Provided data Block Start

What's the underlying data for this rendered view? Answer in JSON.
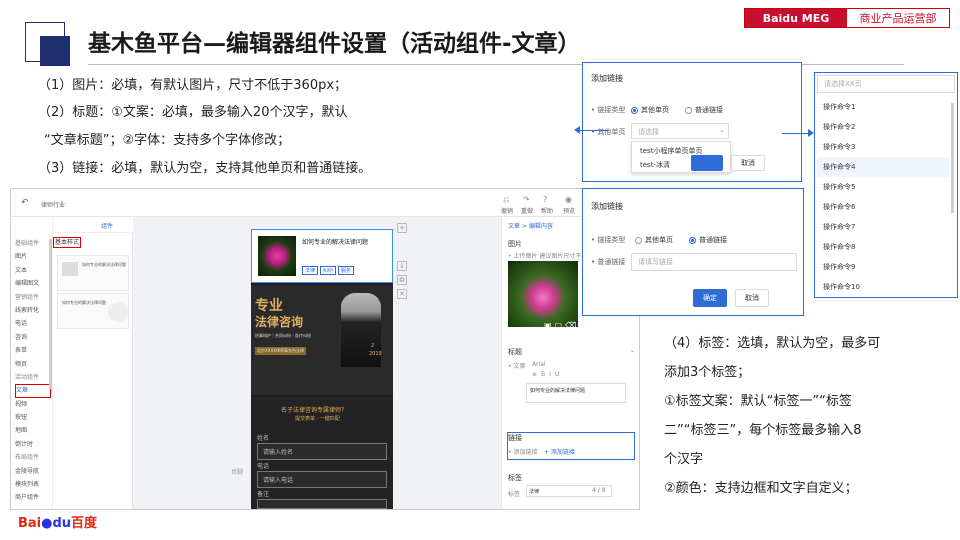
{
  "header": {
    "title": "基木鱼平台—编辑器组件设置（活动组件-文章）",
    "brand_tag": "Baidu MEG",
    "dept_tag": "商业产品运营部"
  },
  "rules": [
    "（1）图片：必填，有默认图片，尺寸不低于360px；",
    "（2）标题：①文案：必填，最多输入20个汉字，默认",
    "“文章标题”；②字体：支持多个字体修改；",
    "（3）链接：必填，默认为空，支持其他单页和普通链接。"
  ],
  "tag_rules": [
    "（4）标签：选填，默认为空，最多可",
    "添加3个标签；",
    "①标签文案：默认“标签一”“标签",
    "二”“标签三”，每个标签最多输入8",
    "个汉字",
    "②颜色：支持边框和文字自定义；"
  ],
  "editor": {
    "industry": "律师行业",
    "toolbar": [
      "撤销",
      "重做",
      "帮助",
      "预览"
    ],
    "tabs": [
      "模板",
      "组件"
    ],
    "categories": [
      {
        "label": "基础组件",
        "h": true
      },
      {
        "label": "图片"
      },
      {
        "label": "文本"
      },
      {
        "label": "编辑图文"
      },
      {
        "label": "营销组件",
        "h": true
      },
      {
        "label": "线索转化"
      },
      {
        "label": "电话"
      },
      {
        "label": "咨询"
      },
      {
        "label": "表单"
      },
      {
        "label": "频页"
      },
      {
        "label": "活动组件",
        "h": true
      },
      {
        "label": "文章",
        "sel": true
      },
      {
        "label": "视频"
      },
      {
        "label": "按钮"
      },
      {
        "label": "地图"
      },
      {
        "label": "倒计时"
      },
      {
        "label": "布局组件",
        "h": true
      },
      {
        "label": "金陵导航"
      },
      {
        "label": "模块列表"
      },
      {
        "label": "商户组件"
      }
    ],
    "style_label": "基本样式",
    "style_caption_1": "如何专业的解决法律问题",
    "style_caption_2": "如何专业的解决法律问题",
    "article_title": "如何专业的解决法律问题",
    "article_tags": [
      "法律",
      "纠纷",
      "服务"
    ],
    "banner_line1": "专业",
    "banner_line2": "法律咨询",
    "banner_sub": "刑事辩护｜合同纠纷｜医疗纠纷",
    "banner_year_top": "2",
    "banner_year": "2019",
    "banner_firm": "北京XXXX律师事务所法律",
    "form_title": "名子法律咨询专属律师？",
    "form_sub": "提交表单 · 一键匹配",
    "form_name_label": "姓名",
    "form_name": "请输入姓名",
    "form_phone_label": "电话",
    "form_phone": "请输入电话",
    "form_extra_label": "备注",
    "canvas_footer": "页脚",
    "breadcrumb": "文章 > 编辑内容",
    "r_image": "图片",
    "r_image_hint": "• 上传图片 建议图片尺寸不小于",
    "r_title": "标题",
    "r_text_label": "• 文案",
    "r_font": "Arial",
    "r_title_text": "如何专业的解决法律问题",
    "r_link": "链接",
    "r_link_label": "• 添加链接",
    "r_link_add": "+ 添加链接",
    "r_tag": "标签",
    "r_tag_label": "标签",
    "r_tag_value": "法律",
    "r_tag_count": "4 / 8"
  },
  "dialog1": {
    "title": "添加链接",
    "type_label": "• 链接类型",
    "opt1": "其他单页",
    "opt2": "普通链接",
    "page_label": "• 其他单页",
    "placeholder": "请选择",
    "options": [
      "test小程序单页单页",
      "test-冰清"
    ],
    "cancel": "取消"
  },
  "dialog2": {
    "title": "添加链接",
    "type_label": "• 链接类型",
    "opt1": "其他单页",
    "opt2": "普通链接",
    "link_label": "• 普通链接",
    "placeholder": "请填写链接",
    "ok": "确定",
    "cancel": "取消"
  },
  "dropdown": {
    "placeholder": "请选择XX页",
    "items": [
      "操作命令1",
      "操作命令2",
      "操作命令3",
      "操作命令4",
      "操作命令5",
      "操作命令6",
      "操作命令7",
      "操作命令8",
      "操作命令9",
      "操作命令10"
    ]
  },
  "footer": {
    "logo_bai": "Bai",
    "logo_du": "du",
    "logo_cn": "百度"
  }
}
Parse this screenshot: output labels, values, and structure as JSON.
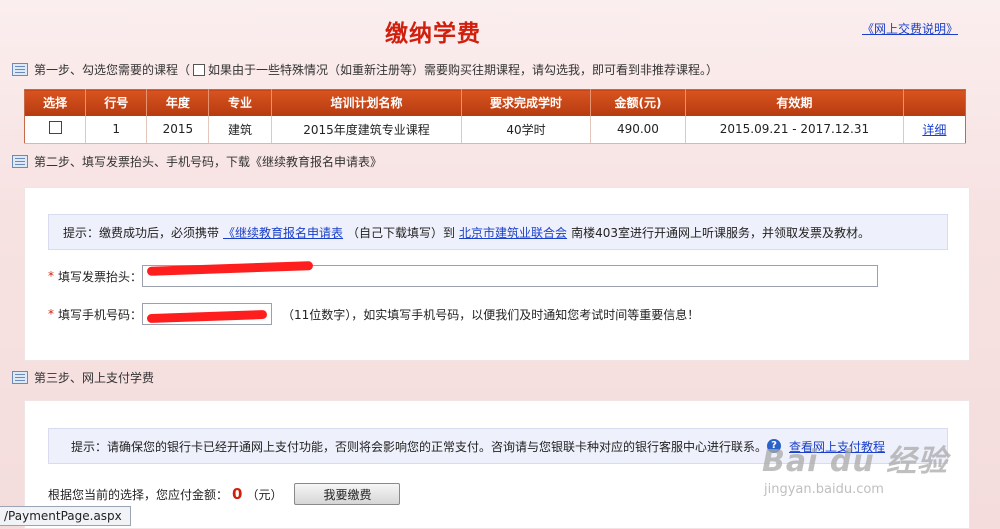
{
  "header": {
    "title": "缴纳学费",
    "help_link": "《网上交费说明》"
  },
  "step1": {
    "label": "第一步、勾选您需要的课程（",
    "label_tail": "如果由于一些特殊情况（如重新注册等）需要购买往期课程，请勾选我，即可看到非推荐课程。）"
  },
  "table": {
    "headers": [
      "选择",
      "行号",
      "年度",
      "专业",
      "培训计划名称",
      "要求完成学时",
      "金额(元)",
      "有效期",
      ""
    ],
    "rows": [
      {
        "row_no": "1",
        "year": "2015",
        "major": "建筑",
        "plan": "2015年度建筑专业课程",
        "hours": "40学时",
        "amount": "490.00",
        "validity": "2015.09.21 - 2017.12.31",
        "detail": "详细"
      }
    ]
  },
  "step2": {
    "label": "第二步、填写发票抬头、手机号码，下载《继续教育报名申请表》"
  },
  "tip1": {
    "prefix": "提示：缴费成功后，必须携带",
    "form_link": "《继续教育报名申请表",
    "middle": "（自己下载填写）到",
    "org_link": "北京市建筑业联合会",
    "suffix": "南楼403室进行开通网上听课服务，并领取发票及教材。"
  },
  "invoice": {
    "label": "填写发票抬头：",
    "value": ""
  },
  "phone": {
    "label": "填写手机号码：",
    "value": "",
    "note": "（11位数字），如实填写手机号码，以便我们及时通知您考试时间等重要信息！"
  },
  "step3": {
    "label": "第三步、网上支付学费"
  },
  "tip2": {
    "text": "提示：请确保您的银行卡已经开通网上支付功能，否则将会影响您的正常支付。咨询请与您银联卡种对应的银行客服中心进行联系。",
    "link": "查看网上支付教程"
  },
  "payment": {
    "prefix": "根据您当前的选择，您应付金额：",
    "amount": "0",
    "unit": "（元）",
    "button": "我要缴费"
  },
  "status_bar": {
    "text": "/PaymentPage.aspx"
  },
  "watermark": {
    "main": "Bai du 经验",
    "sub": "jingyan.baidu.com"
  },
  "colors": {
    "title_red": "#d11f0e",
    "table_header": "#c84418",
    "link_blue": "#1a3fc8",
    "redaction": "#ff1e1e"
  }
}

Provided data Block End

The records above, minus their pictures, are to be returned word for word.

What's the underlying data for this rendered view? Answer in JSON.
{
  "header": {
    "title": "基木鱼平台—编辑器组件设置（活动组件-文章）",
    "brand_tag": "Baidu MEG",
    "dept_tag": "商业产品运营部"
  },
  "rules": [
    "（1）图片：必填，有默认图片，尺寸不低于360px；",
    "（2）标题：①文案：必填，最多输入20个汉字，默认",
    "“文章标题”；②字体：支持多个字体修改；",
    "（3）链接：必填，默认为空，支持其他单页和普通链接。"
  ],
  "tag_rules": [
    "（4）标签：选填，默认为空，最多可",
    "添加3个标签；",
    "①标签文案：默认“标签一”“标签",
    "二”“标签三”，每个标签最多输入8",
    "个汉字",
    "②颜色：支持边框和文字自定义；"
  ],
  "editor": {
    "industry": "律师行业",
    "toolbar": [
      "撤销",
      "重做",
      "帮助",
      "预览"
    ],
    "tabs": [
      "模板",
      "组件"
    ],
    "categories": [
      {
        "label": "基础组件",
        "h": true
      },
      {
        "label": "图片"
      },
      {
        "label": "文本"
      },
      {
        "label": "编辑图文"
      },
      {
        "label": "营销组件",
        "h": true
      },
      {
        "label": "线索转化"
      },
      {
        "label": "电话"
      },
      {
        "label": "咨询"
      },
      {
        "label": "表单"
      },
      {
        "label": "频页"
      },
      {
        "label": "活动组件",
        "h": true
      },
      {
        "label": "文章",
        "sel": true
      },
      {
        "label": "视频"
      },
      {
        "label": "按钮"
      },
      {
        "label": "地图"
      },
      {
        "label": "倒计时"
      },
      {
        "label": "布局组件",
        "h": true
      },
      {
        "label": "金陵导航"
      },
      {
        "label": "模块列表"
      },
      {
        "label": "商户组件"
      }
    ],
    "style_label": "基本样式",
    "style_caption_1": "如何专业的解决法律问题",
    "style_caption_2": "如何专业的解决法律问题",
    "article_title": "如何专业的解决法律问题",
    "article_tags": [
      "法律",
      "纠纷",
      "服务"
    ],
    "banner_line1": "专业",
    "banner_line2": "法律咨询",
    "banner_sub": "刑事辩护｜合同纠纷｜医疗纠纷",
    "banner_year_top": "2",
    "banner_year": "2019",
    "banner_firm": "北京XXXX律师事务所法律",
    "form_title": "名子法律咨询专属律师？",
    "form_sub": "提交表单 · 一键匹配",
    "form_name_label": "姓名",
    "form_name": "请输入姓名",
    "form_phone_label": "电话",
    "form_phone": "请输入电话",
    "form_extra_label": "备注",
    "canvas_footer": "页脚",
    "breadcrumb": "文章 > 编辑内容",
    "r_image": "图片",
    "r_image_hint": "• 上传图片 建议图片尺寸不小于",
    "r_title": "标题",
    "r_text_label": "• 文案",
    "r_font": "Arial",
    "r_title_text": "如何专业的解决法律问题",
    "r_link": "链接",
    "r_link_label": "• 添加链接",
    "r_link_add": "+ 添加链接",
    "r_tag": "标签",
    "r_tag_label": "标签",
    "r_tag_value": "法律",
    "r_tag_count": "4 / 8"
  },
  "dialog1": {
    "title": "添加链接",
    "type_label": "• 链接类型",
    "opt1": "其他单页",
    "opt2": "普通链接",
    "page_label": "• 其他单页",
    "placeholder": "请选择",
    "options": [
      "test小程序单页单页",
      "test-冰清"
    ],
    "cancel": "取消"
  },
  "dialog2": {
    "title": "添加链接",
    "type_label": "• 链接类型",
    "opt1": "其他单页",
    "opt2": "普通链接",
    "link_label": "• 普通链接",
    "placeholder": "请填写链接",
    "ok": "确定",
    "cancel": "取消"
  },
  "dropdown": {
    "placeholder": "请选择XX页",
    "items": [
      "操作命令1",
      "操作命令2",
      "操作命令3",
      "操作命令4",
      "操作命令5",
      "操作命令6",
      "操作命令7",
      "操作命令8",
      "操作命令9",
      "操作命令10"
    ]
  },
  "footer": {
    "logo_bai": "Bai",
    "logo_du": "du",
    "logo_cn": "百度"
  }
}
Parse this screenshot: output labels, values, and structure as JSON.
{
  "header": {
    "title": "缴纳学费",
    "help_link": "《网上交费说明》"
  },
  "step1": {
    "label": "第一步、勾选您需要的课程（",
    "label_tail": "如果由于一些特殊情况（如重新注册等）需要购买往期课程，请勾选我，即可看到非推荐课程。）"
  },
  "table": {
    "headers": [
      "选择",
      "行号",
      "年度",
      "专业",
      "培训计划名称",
      "要求完成学时",
      "金额(元)",
      "有效期",
      ""
    ],
    "rows": [
      {
        "row_no": "1",
        "year": "2015",
        "major": "建筑",
        "plan": "2015年度建筑专业课程",
        "hours": "40学时",
        "amount": "490.00",
        "validity": "2015.09.21 - 2017.12.31",
        "detail": "详细"
      }
    ]
  },
  "step2": {
    "label": "第二步、填写发票抬头、手机号码，下载《继续教育报名申请表》"
  },
  "tip1": {
    "prefix": "提示：缴费成功后，必须携带",
    "form_link": "《继续教育报名申请表",
    "middle": "（自己下载填写）到",
    "org_link": "北京市建筑业联合会",
    "suffix": "南楼403室进行开通网上听课服务，并领取发票及教材。"
  },
  "invoice": {
    "label": "填写发票抬头：",
    "value": ""
  },
  "phone": {
    "label": "填写手机号码：",
    "value": "",
    "note": "（11位数字），如实填写手机号码，以便我们及时通知您考试时间等重要信息！"
  },
  "step3": {
    "label": "第三步、网上支付学费"
  },
  "tip2": {
    "text": "提示：请确保您的银行卡已经开通网上支付功能，否则将会影响您的正常支付。咨询请与您银联卡种对应的银行客服中心进行联系。",
    "link": "查看网上支付教程"
  },
  "payment": {
    "prefix": "根据您当前的选择，您应付金额：",
    "amount": "0",
    "unit": "（元）",
    "button": "我要缴费"
  },
  "status_bar": {
    "text": "/PaymentPage.aspx"
  },
  "watermark": {
    "main": "Bai du 经验",
    "sub": "jingyan.baidu.com"
  },
  "colors": {
    "title_red": "#d11f0e",
    "table_header": "#c84418",
    "link_blue": "#1a3fc8",
    "redaction": "#ff1e1e"
  }
}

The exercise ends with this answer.